EXERCISE REQUIREMENTS
Write each entry out again, exactly as it is written.

(Interface dataset entries)
────

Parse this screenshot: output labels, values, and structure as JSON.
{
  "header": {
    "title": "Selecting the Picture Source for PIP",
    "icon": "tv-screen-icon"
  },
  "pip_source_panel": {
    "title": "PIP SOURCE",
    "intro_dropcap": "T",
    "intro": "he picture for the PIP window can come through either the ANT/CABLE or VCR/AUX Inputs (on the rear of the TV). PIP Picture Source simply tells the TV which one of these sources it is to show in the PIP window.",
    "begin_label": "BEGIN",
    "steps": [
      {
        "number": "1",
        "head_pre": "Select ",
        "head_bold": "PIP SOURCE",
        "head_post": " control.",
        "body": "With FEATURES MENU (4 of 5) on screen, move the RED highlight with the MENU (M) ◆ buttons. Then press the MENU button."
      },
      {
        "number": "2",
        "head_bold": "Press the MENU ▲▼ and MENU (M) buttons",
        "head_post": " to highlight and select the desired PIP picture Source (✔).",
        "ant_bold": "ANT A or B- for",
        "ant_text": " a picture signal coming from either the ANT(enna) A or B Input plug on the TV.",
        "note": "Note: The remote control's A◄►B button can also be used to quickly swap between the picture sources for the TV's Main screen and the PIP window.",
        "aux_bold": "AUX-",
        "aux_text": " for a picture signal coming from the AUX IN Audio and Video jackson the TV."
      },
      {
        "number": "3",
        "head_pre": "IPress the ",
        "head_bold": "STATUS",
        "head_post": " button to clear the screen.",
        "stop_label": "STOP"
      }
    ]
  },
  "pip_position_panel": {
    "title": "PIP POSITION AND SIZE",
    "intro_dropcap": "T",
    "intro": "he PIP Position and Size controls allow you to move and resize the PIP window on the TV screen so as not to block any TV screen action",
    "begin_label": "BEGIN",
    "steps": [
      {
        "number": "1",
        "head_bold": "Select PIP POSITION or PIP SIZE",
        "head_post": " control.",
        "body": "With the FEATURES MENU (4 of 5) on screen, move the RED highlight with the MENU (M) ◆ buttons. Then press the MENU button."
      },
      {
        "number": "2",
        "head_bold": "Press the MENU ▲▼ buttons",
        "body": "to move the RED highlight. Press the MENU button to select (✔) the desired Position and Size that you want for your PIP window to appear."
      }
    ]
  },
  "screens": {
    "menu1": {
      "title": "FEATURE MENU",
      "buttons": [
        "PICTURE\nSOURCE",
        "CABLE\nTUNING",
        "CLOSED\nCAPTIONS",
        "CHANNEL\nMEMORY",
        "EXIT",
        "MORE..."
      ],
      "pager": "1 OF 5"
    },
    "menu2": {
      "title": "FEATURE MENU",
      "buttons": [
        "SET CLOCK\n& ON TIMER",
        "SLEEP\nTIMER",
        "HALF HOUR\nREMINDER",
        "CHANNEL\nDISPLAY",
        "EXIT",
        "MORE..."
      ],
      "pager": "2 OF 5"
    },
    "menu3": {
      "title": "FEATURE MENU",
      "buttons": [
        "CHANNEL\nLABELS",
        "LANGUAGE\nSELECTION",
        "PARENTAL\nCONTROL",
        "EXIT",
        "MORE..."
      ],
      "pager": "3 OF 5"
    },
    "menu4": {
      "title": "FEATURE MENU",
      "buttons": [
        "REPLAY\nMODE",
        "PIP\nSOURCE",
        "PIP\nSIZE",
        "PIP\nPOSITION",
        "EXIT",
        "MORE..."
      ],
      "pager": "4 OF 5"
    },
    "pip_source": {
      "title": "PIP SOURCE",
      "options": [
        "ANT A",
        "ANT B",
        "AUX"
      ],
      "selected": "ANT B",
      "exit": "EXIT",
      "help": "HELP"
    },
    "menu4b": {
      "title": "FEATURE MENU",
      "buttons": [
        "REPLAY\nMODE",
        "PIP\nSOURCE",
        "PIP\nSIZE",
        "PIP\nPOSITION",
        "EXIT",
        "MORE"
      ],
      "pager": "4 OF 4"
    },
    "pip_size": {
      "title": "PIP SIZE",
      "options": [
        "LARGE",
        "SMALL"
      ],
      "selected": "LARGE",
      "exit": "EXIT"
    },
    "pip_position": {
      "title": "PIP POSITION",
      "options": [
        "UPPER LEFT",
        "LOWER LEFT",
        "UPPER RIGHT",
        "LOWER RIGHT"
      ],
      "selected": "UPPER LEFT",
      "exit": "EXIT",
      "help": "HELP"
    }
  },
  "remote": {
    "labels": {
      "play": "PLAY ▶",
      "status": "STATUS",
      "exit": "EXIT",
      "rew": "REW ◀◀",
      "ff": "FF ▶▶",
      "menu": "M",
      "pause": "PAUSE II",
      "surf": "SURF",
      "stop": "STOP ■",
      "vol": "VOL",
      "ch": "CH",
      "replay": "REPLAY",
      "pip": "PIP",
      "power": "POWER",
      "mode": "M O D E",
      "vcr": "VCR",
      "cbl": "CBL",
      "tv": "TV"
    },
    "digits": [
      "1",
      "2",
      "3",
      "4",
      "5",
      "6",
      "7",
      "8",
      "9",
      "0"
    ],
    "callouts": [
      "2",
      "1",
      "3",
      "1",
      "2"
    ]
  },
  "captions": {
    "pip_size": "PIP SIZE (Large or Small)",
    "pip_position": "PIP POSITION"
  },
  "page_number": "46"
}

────

RESPONSE TO THE EXERCISE
Parse this screenshot: output labels, values, and structure as JSON.
{
  "header": {
    "title": "Selecting the Picture Source for PIP",
    "icon": "tv-screen-icon"
  },
  "pip_source_panel": {
    "title": "PIP SOURCE",
    "intro_dropcap": "T",
    "intro": "he picture for the PIP window can come through either the ANT/CABLE or VCR/AUX Inputs (on the rear of the TV). PIP Picture Source simply tells the TV which one of these sources it is to show in the PIP window.",
    "begin_label": "BEGIN",
    "steps": [
      {
        "number": "1",
        "head_pre": "Select ",
        "head_bold": "PIP SOURCE",
        "head_post": " control.",
        "body": "With FEATURES MENU (4 of 5) on screen, move the RED highlight with the MENU (M) ◆ buttons. Then press the MENU button."
      },
      {
        "number": "2",
        "head_bold": "Press the MENU ▲▼ and MENU (M) buttons",
        "head_post": " to highlight and select the desired PIP picture Source (✔).",
        "ant_bold": "ANT A or B- for",
        "ant_text": " a picture signal coming from either the ANT(enna) A or B Input plug on the TV.",
        "note": "Note: The remote control's A◄►B button can also be used to quickly swap between the picture sources for the TV's Main screen and the PIP window.",
        "aux_bold": "AUX-",
        "aux_text": " for a picture signal coming from the AUX IN Audio and Video jackson the TV."
      },
      {
        "number": "3",
        "head_pre": "IPress the ",
        "head_bold": "STATUS",
        "head_post": " button to clear the screen.",
        "stop_label": "STOP"
      }
    ]
  },
  "pip_position_panel": {
    "title": "PIP POSITION AND SIZE",
    "intro_dropcap": "T",
    "intro": "he PIP Position and Size controls allow you to move and resize the PIP window on the TV screen so as not to block any TV screen action",
    "begin_label": "BEGIN",
    "steps": [
      {
        "number": "1",
        "head_bold": "Select PIP POSITION or PIP SIZE",
        "head_post": " control.",
        "body": "With the FEATURES MENU (4 of 5) on screen, move the RED highlight with the MENU (M) ◆ buttons. Then press the MENU button."
      },
      {
        "number": "2",
        "head_bold": "Press the MENU ▲▼ buttons",
        "body": "to move the RED highlight. Press the MENU button to select (✔) the desired Position and Size that you want for your PIP window to appear."
      }
    ]
  },
  "screens": {
    "menu1": {
      "title": "FEATURE MENU",
      "buttons": [
        "PICTURE\nSOURCE",
        "CABLE\nTUNING",
        "CLOSED\nCAPTIONS",
        "CHANNEL\nMEMORY",
        "EXIT",
        "MORE..."
      ],
      "pager": "1 OF 5"
    },
    "menu2": {
      "title": "FEATURE MENU",
      "buttons": [
        "SET CLOCK\n& ON TIMER",
        "SLEEP\nTIMER",
        "HALF HOUR\nREMINDER",
        "CHANNEL\nDISPLAY",
        "EXIT",
        "MORE..."
      ],
      "pager": "2 OF 5"
    },
    "menu3": {
      "title": "FEATURE MENU",
      "buttons": [
        "CHANNEL\nLABELS",
        "LANGUAGE\nSELECTION",
        "PARENTAL\nCONTROL",
        "EXIT",
        "MORE..."
      ],
      "pager": "3 OF 5"
    },
    "menu4": {
      "title": "FEATURE MENU",
      "buttons": [
        "REPLAY\nMODE",
        "PIP\nSOURCE",
        "PIP\nSIZE",
        "PIP\nPOSITION",
        "EXIT",
        "MORE..."
      ],
      "pager": "4 OF 5"
    },
    "pip_source": {
      "title": "PIP SOURCE",
      "options": [
        "ANT A",
        "ANT B",
        "AUX"
      ],
      "selected": "ANT B",
      "exit": "EXIT",
      "help": "HELP"
    },
    "menu4b": {
      "title": "FEATURE MENU",
      "buttons": [
        "REPLAY\nMODE",
        "PIP\nSOURCE",
        "PIP\nSIZE",
        "PIP\nPOSITION",
        "EXIT",
        "MORE"
      ],
      "pager": "4 OF 4"
    },
    "pip_size": {
      "title": "PIP SIZE",
      "options": [
        "LARGE",
        "SMALL"
      ],
      "selected": "LARGE",
      "exit": "EXIT"
    },
    "pip_position": {
      "title": "PIP POSITION",
      "options": [
        "UPPER LEFT",
        "LOWER LEFT",
        "UPPER RIGHT",
        "LOWER RIGHT"
      ],
      "selected": "UPPER LEFT",
      "exit": "EXIT",
      "help": "HELP"
    }
  },
  "remote": {
    "labels": {
      "play": "PLAY ▶",
      "status": "STATUS",
      "exit": "EXIT",
      "rew": "REW ◀◀",
      "ff": "FF ▶▶",
      "menu": "M",
      "pause": "PAUSE II",
      "surf": "SURF",
      "stop": "STOP ■",
      "vol": "VOL",
      "ch": "CH",
      "replay": "REPLAY",
      "pip": "PIP",
      "power": "POWER",
      "mode": "M O D E",
      "vcr": "VCR",
      "cbl": "CBL",
      "tv": "TV"
    },
    "digits": [
      "1",
      "2",
      "3",
      "4",
      "5",
      "6",
      "7",
      "8",
      "9",
      "0"
    ],
    "callouts": [
      "2",
      "1",
      "3",
      "1",
      "2"
    ]
  },
  "captions": {
    "pip_size": "PIP SIZE (Large or Small)",
    "pip_position": "PIP POSITION"
  },
  "page_number": "46"
}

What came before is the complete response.